Recently a little dog called pickles happily walked in wagging his tail. His owner had been out and when she came back, the box of chocolate truffles which had been attached safely to the Christmas tree, was nowhere to be seen. Just a small piece of the cardboard box was left, semi-chewed on the floor. Little did Pickles know that he had actually eaten enough to be a toxic dose that could potentially kill him. Chocolate contains caffeine and in this is a substance called Theobromine. This is what gives us a 10-20 minute rush after eating chocolate, but dogs metabolise Theobromine very slowly and it causes all sorts of problems. Dark chocolate is much more dangerous, but Pickles had eaten enough milk chocolate to be a problem.

We injected him with a drug to make him vomit. And wow did he vomit! If you’ve never had the pleasure of multiple chocolate vomits you’re missing out.

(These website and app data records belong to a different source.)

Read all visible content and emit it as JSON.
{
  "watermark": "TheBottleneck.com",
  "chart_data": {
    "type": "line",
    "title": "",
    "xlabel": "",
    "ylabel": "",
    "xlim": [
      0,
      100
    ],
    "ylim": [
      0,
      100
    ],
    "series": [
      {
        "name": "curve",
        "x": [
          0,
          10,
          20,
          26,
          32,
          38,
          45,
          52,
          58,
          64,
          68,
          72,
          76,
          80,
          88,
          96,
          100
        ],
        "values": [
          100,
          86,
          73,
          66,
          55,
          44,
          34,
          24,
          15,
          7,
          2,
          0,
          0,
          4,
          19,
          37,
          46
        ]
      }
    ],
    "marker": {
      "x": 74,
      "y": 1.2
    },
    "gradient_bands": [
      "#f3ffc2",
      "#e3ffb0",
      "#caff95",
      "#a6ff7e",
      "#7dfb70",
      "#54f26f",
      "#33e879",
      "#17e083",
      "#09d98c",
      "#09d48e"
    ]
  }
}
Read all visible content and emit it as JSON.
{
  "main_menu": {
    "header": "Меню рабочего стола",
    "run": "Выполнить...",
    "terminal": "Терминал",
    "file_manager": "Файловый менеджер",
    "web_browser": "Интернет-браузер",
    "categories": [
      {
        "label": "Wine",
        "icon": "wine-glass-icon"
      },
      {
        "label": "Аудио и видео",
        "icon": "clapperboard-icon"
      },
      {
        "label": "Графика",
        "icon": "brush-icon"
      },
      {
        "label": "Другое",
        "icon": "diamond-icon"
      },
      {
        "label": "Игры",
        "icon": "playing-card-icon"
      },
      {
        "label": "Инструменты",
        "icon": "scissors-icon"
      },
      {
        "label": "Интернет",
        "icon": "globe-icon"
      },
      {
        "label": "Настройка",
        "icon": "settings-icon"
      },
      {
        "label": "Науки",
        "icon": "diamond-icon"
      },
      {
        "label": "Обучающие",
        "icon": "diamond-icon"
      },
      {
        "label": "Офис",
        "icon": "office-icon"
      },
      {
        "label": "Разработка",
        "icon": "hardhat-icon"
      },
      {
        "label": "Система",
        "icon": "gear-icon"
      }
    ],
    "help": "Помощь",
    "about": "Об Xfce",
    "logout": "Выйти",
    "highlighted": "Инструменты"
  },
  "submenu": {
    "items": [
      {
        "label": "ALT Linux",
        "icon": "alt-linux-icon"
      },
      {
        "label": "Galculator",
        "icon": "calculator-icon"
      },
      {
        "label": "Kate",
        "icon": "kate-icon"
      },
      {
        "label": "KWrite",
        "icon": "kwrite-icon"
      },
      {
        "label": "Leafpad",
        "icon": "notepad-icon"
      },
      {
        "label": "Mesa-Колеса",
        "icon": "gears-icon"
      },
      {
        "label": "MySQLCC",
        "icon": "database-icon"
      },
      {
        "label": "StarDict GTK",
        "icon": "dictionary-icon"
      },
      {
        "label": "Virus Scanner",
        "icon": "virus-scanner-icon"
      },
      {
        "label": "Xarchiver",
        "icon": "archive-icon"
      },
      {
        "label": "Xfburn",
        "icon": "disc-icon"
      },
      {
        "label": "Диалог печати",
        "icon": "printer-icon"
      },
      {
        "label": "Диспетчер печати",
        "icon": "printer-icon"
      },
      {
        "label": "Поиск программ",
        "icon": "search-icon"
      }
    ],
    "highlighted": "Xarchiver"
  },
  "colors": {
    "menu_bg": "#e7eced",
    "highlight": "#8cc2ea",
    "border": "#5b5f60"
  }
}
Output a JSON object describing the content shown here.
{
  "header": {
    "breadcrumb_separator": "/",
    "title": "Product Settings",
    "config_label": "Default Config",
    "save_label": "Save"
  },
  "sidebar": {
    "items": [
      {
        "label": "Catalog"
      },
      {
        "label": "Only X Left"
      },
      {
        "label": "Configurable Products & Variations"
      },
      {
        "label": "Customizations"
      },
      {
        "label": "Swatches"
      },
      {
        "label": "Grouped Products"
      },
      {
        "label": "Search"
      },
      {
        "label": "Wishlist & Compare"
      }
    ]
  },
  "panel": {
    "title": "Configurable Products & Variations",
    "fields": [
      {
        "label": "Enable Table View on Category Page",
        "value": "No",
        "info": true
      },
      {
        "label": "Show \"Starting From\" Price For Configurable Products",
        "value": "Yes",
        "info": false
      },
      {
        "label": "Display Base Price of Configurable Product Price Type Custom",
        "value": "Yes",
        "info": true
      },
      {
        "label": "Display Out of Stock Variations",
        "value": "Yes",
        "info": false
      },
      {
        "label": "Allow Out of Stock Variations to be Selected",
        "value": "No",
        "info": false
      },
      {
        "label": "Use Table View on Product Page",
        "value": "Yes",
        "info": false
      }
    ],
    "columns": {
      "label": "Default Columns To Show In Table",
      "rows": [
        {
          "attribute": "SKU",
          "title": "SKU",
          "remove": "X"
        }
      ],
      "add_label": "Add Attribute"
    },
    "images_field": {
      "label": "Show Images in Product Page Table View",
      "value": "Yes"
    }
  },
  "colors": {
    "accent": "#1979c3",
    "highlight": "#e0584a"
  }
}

It’s enough to put you off (for a few hours anyway!). I felt that hopefully we had got to him in time and the amount of chocolate he brought up should have stopped its absorption. To be safe we administered an activated charcoal solution to soak up the toxins. Poor Pickles – he looked like a chimney sweep with charcoal all stuck to his beard. Imagine the nurse’s joy when he shook his head spraying charcoal and chocolate vomit around the room!!!

Pickle’s heart rate continued to go up and his ECG showed a sinus tachycardia which can be very dangerous so we started him on Beta blockers to slow his heart down. He was put onto intravenous fluids and monitored overnight. Fortunately, his heart stabilised and he never developed seizures. He was one of the lucky ones.

There are so many dangers to dogs and cats at this time of year. Just take a look at the terrible advert Morrisons put out (which they have now withdrawn) showing a boy feeding Christmas pudding to his dog. Raisins and sultanas are also toxic to dogs and can cause fatal kidney failure.

Review from Shara’s owner

I am writing to thank you for looking after Shara over Christmas and New Year, (although I personally find it difficult to leave her in kennels as i miss her so much) Shara  on the other hand really looks forward to coming for a rest. She has stayed 6 times to date with 2 more holidays booked. This time her driver arrived I could hardly hold on to her lead as she ran and jumped in the back and sat ready to go with a smile, she came back to us soft and shiny and smelling like she had just left a beauty spa, I am so happy to have found such a great holiday home for her.

Kindest regards Celine and “Shara”